The proceedings were broadcast via the internet, with more than 2,000 watching, in addition to the 350 students sitting in the capacity auditorium. After a six-hour session, which included speeches by dozens of students, for and against, two Jewish professors and the anti-Israel journalist and author Max Blumenthal, who used the forum to repeatedly pitch his new book, the Central Student Government voted down the resolution, 25 to nine, with five abstentions.
The vote was taken by secret ballot, as some members of the CSG had said they were intimidated by proponents of the resolution at its previous meeting, where a decision was taken to table a vote “indefinitely.”
The Washington Free Beacon reported on Monday that at least one pro-Israel student “received death threats and that others have allegedly been called ‘kikes’ and ‘dirty Jews’” by proponents of the resolution who called for a “sit-in” of the CSG’s offices until the resolution was put back on the agenda for Tuesday night.
Molly Rosen, a University of Michigan senior who was at last week’s meeting, told The Algemeiner on Tuesday that while the student speaker “did a great job” of keeping order at the meeting, many students “definitely were feeling intimidated because of how they voted on the issue.”

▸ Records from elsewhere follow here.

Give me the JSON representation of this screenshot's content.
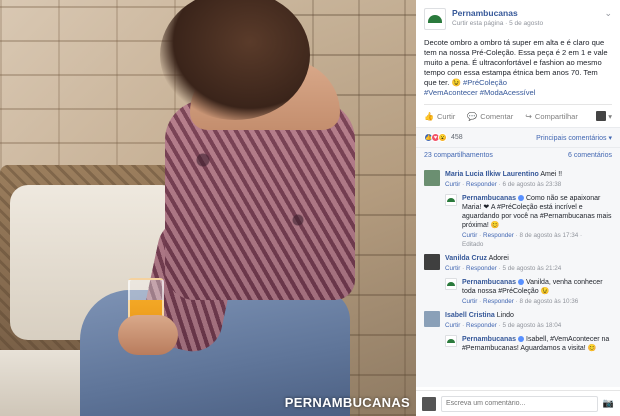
{
  "photo": {
    "watermark": "PERNAMBUCANAS"
  },
  "post": {
    "page_name": "Pernambucanas",
    "meta_action": "Curtir esta página",
    "meta_sep": " · ",
    "meta_date": "5 de agosto",
    "text": "Decote ombro a ombro tá super em alta e é claro que tem na nossa Pré-Coleção. Essa peça é 2 em 1 e vale muito a pena. É ultraconfortável e fashion ao mesmo tempo com essa estampa étnica bem anos 70. Tem que ter. 😉 ",
    "inline_hashtag": "#PréColeção",
    "hashtags": "#VemAcontecer #ModaAcessível"
  },
  "actions": {
    "like": "Curtir",
    "comment": "Comentar",
    "share": "Compartilhar"
  },
  "reactions": {
    "count": "458",
    "sort_label": "Principais comentários ▾"
  },
  "shares": {
    "shares_text": "23 compartilhamentos",
    "comments_text": "6 comentários"
  },
  "comments": [
    {
      "name": "Maria Lucia Ilkiw Laurentino",
      "text": "Amei !!",
      "like": "Curtir",
      "reply": "Responder",
      "time": "6 de agosto às 23:38",
      "avatar_color": "#6b8f71",
      "replies": [
        {
          "name": "Pernambucanas",
          "text_before": "Como não se apaixonar Maria! ❤ A ",
          "tag": "#PréColeção",
          "text_mid": " está incrível e aguardando por você na ",
          "tag2": "#Pernambucanas",
          "text_after": " mais próxima! 😊",
          "like": "Curtir",
          "reply": "Responder",
          "time": "8 de agosto às 17:34 ·",
          "edited": "Editado"
        }
      ]
    },
    {
      "name": "Vanilda Cruz",
      "text": "Adorei",
      "like": "Curtir",
      "reply": "Responder",
      "time": "5 de agosto às 21:24",
      "avatar_color": "#3f3f3f",
      "replies": [
        {
          "name": "Pernambucanas",
          "text_before": "Vanilda, venha conhecer toda nossa ",
          "tag": "#PréColeção",
          "text_mid": " 😉",
          "tag2": "",
          "text_after": "",
          "like": "Curtir",
          "reply": "Responder",
          "time": "8 de agosto às 10:36",
          "edited": ""
        }
      ]
    },
    {
      "name": "Isabell Cristina",
      "text": "Lindo",
      "like": "Curtir",
      "reply": "Responder",
      "time": "5 de agosto às 18:04",
      "avatar_color": "#8aa0b8",
      "replies": [
        {
          "name": "Pernambucanas",
          "text_before": "Isabell, ",
          "tag": "#VemAcontecer",
          "text_mid": " na ",
          "tag2": "#Pernambucanas",
          "text_after": "! Aguardamos a visita! 😊",
          "like": "",
          "reply": "",
          "time": "",
          "edited": ""
        }
      ]
    }
  ],
  "composer": {
    "placeholder": "Escreva um comentário..."
  }
}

“I, personally, was not scared, but I know many students who are now not willing to express opinions in class for fear of retribution on campus or on social media,” Rosen said.

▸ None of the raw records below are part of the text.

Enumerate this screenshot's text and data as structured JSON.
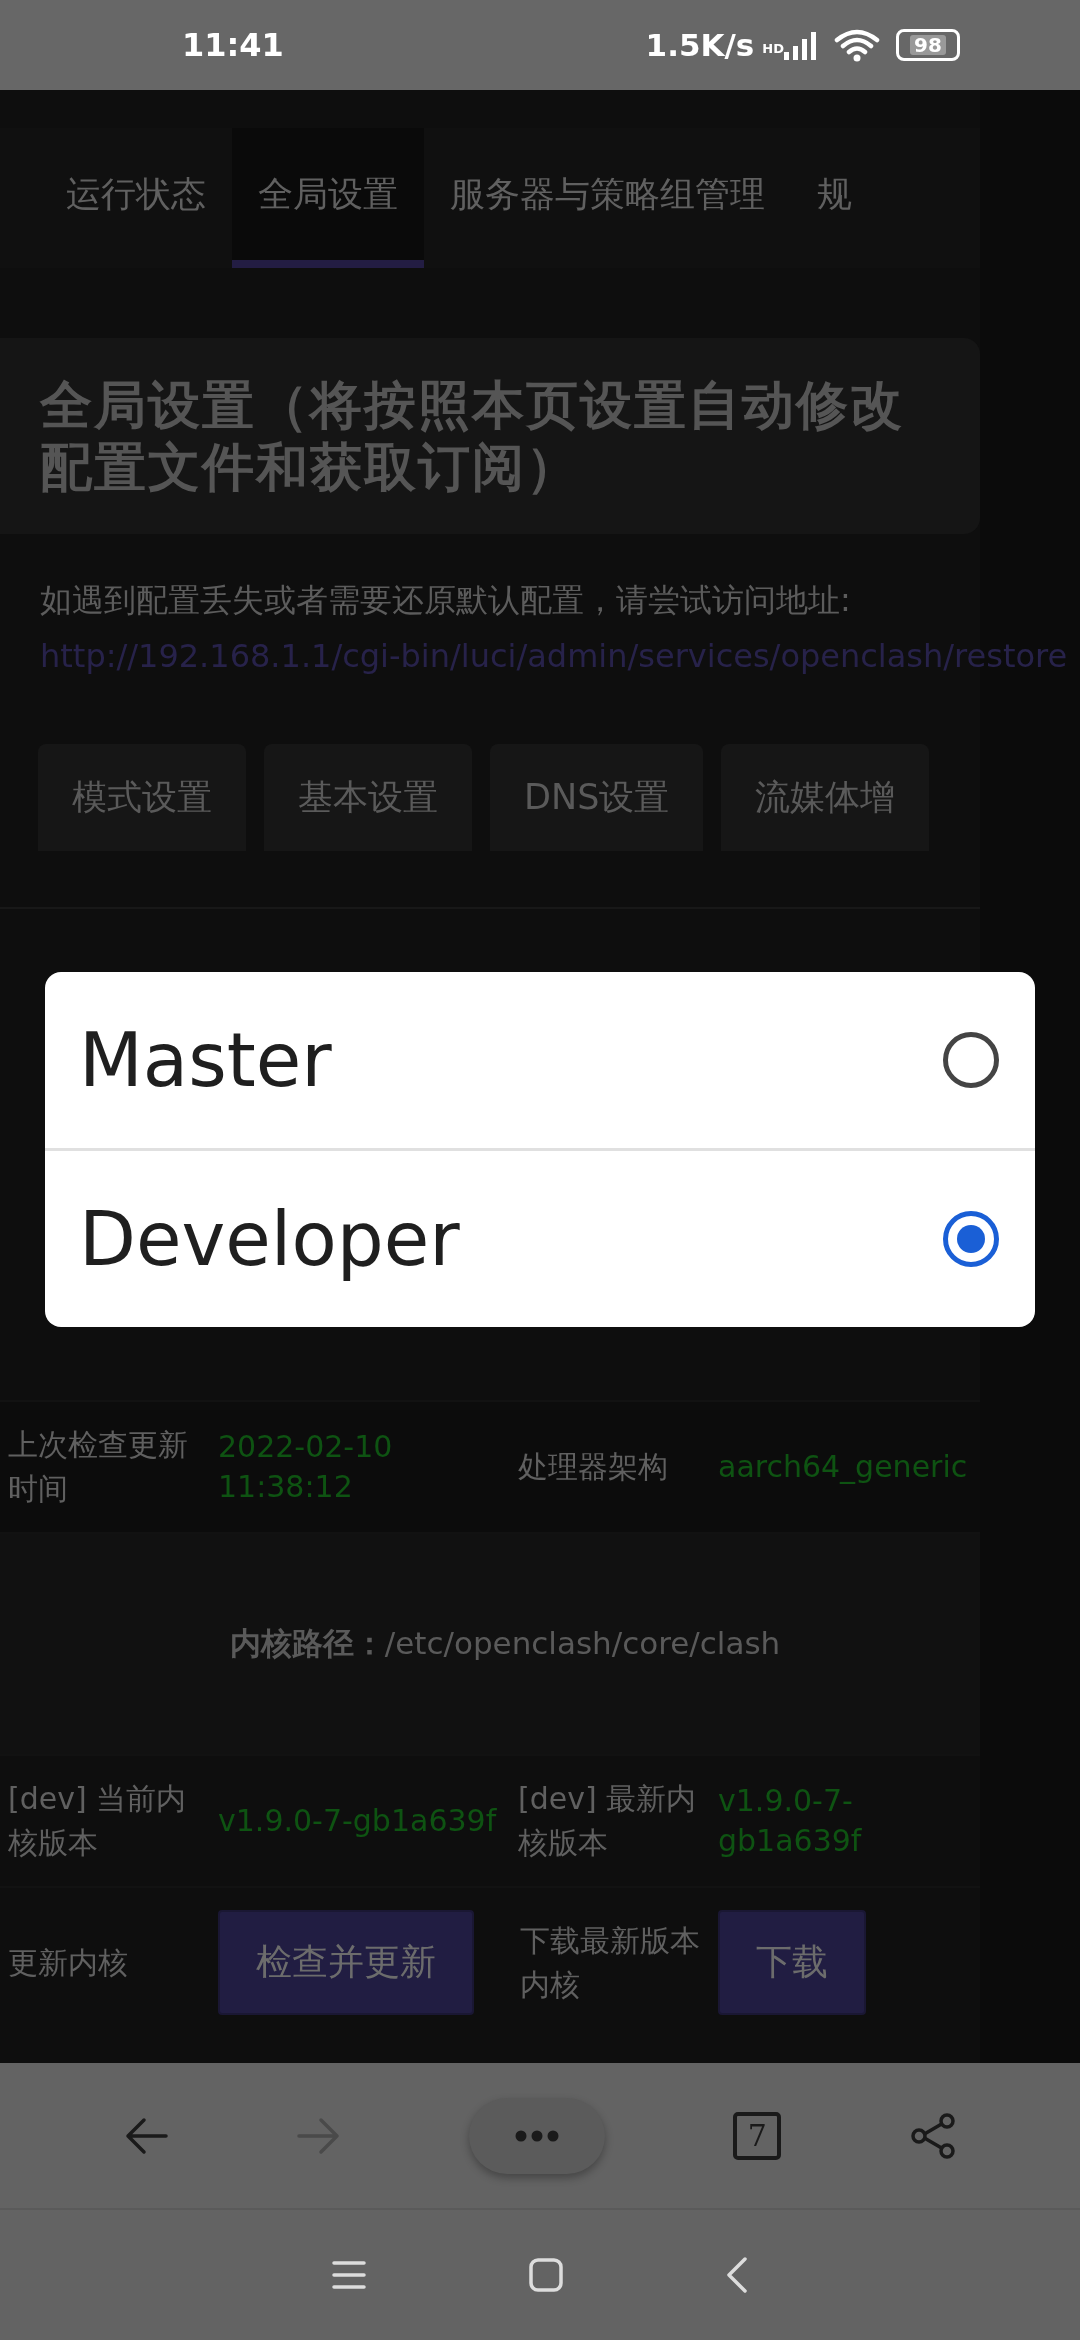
{
  "status_bar": {
    "time": "11:41",
    "speed": "1.5K/s",
    "network": "HD",
    "battery": "98"
  },
  "tabs": [
    {
      "label": "运行状态",
      "selected": false
    },
    {
      "label": "全局设置",
      "selected": true
    },
    {
      "label": "服务器与策略组管理",
      "selected": false
    },
    {
      "label": "规",
      "selected": false
    }
  ],
  "header": {
    "title": "全局设置（将按照本页设置自动修改配置文件和获取订阅）"
  },
  "notice": {
    "text": "如遇到配置丢失或者需要还原默认配置，请尝试访问地址: ",
    "link": "http://192.168.1.1/cgi-bin/luci/admin/services/openclash/restore"
  },
  "section_tabs": [
    {
      "label": "模式设置"
    },
    {
      "label": "基本设置"
    },
    {
      "label": "DNS设置"
    },
    {
      "label": "流媒体增"
    }
  ],
  "dialog": {
    "options": [
      {
        "label": "Master",
        "selected": false
      },
      {
        "label": "Developer",
        "selected": true
      }
    ]
  },
  "info_rows": [
    {
      "kind": "pair",
      "cells": [
        {
          "label": "上次检查更新时间",
          "value": "2022-02-10 11:38:12"
        },
        {
          "label": "处理器架构",
          "value": "aarch64_generic"
        }
      ]
    },
    {
      "kind": "path",
      "label": "内核路径：",
      "value": "/etc/openclash/core/clash"
    },
    {
      "kind": "pair",
      "cells": [
        {
          "label": "[dev] 当前内核版本",
          "value": "v1.9.0-7-gb1a639f"
        },
        {
          "label": "[dev] 最新内核版本",
          "value": "v1.9.0-7-gb1a639f"
        }
      ]
    },
    {
      "kind": "actions",
      "cells": [
        {
          "label": "更新内核",
          "button": "检查并更新"
        },
        {
          "label": "下载最新版本内核",
          "button": "下载"
        }
      ]
    }
  ],
  "browser_bar": {
    "tab_count": "7"
  }
}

Indeed, the #UMDivest hashtag on Twitter contained many slurs against Israel and mainly offered support for the proponents of the mission. The livestream broadcast of Tuesday night’s proceedings also had a chat function where students cracked jokes and mainly ridiculed speakers against the resolution.
The wording of the resolution that was voted down was modeled on those enacted against South Africa during the apartheid era. It would have called for the university to create a committee whose job would be to write a plan to divest school assets from international companies whose operations were considered to be harming Israel’s Arab population, especially in land claimed for a future state by the Palestinian Authority. Caterpillar, because of steamshovels supposedly used in demolishing homes, or General Electric, because of the turbines apparently used in Israeli aircraft, were two examples cited in speaker presentations.
One point that came out from law students who spoke against the resolution was that it was CSG’s role to only approve this type of resolution for consideration by the school’s financial office if it felt there was a wide consensus on the issue, but the divisiveness on campus spoke to the wide divide.
While a vote would have just been to write a report and divest from U.S. rather than even Israeli companies, the outcome would have been perceived as a victory for the large Muslim population at the school.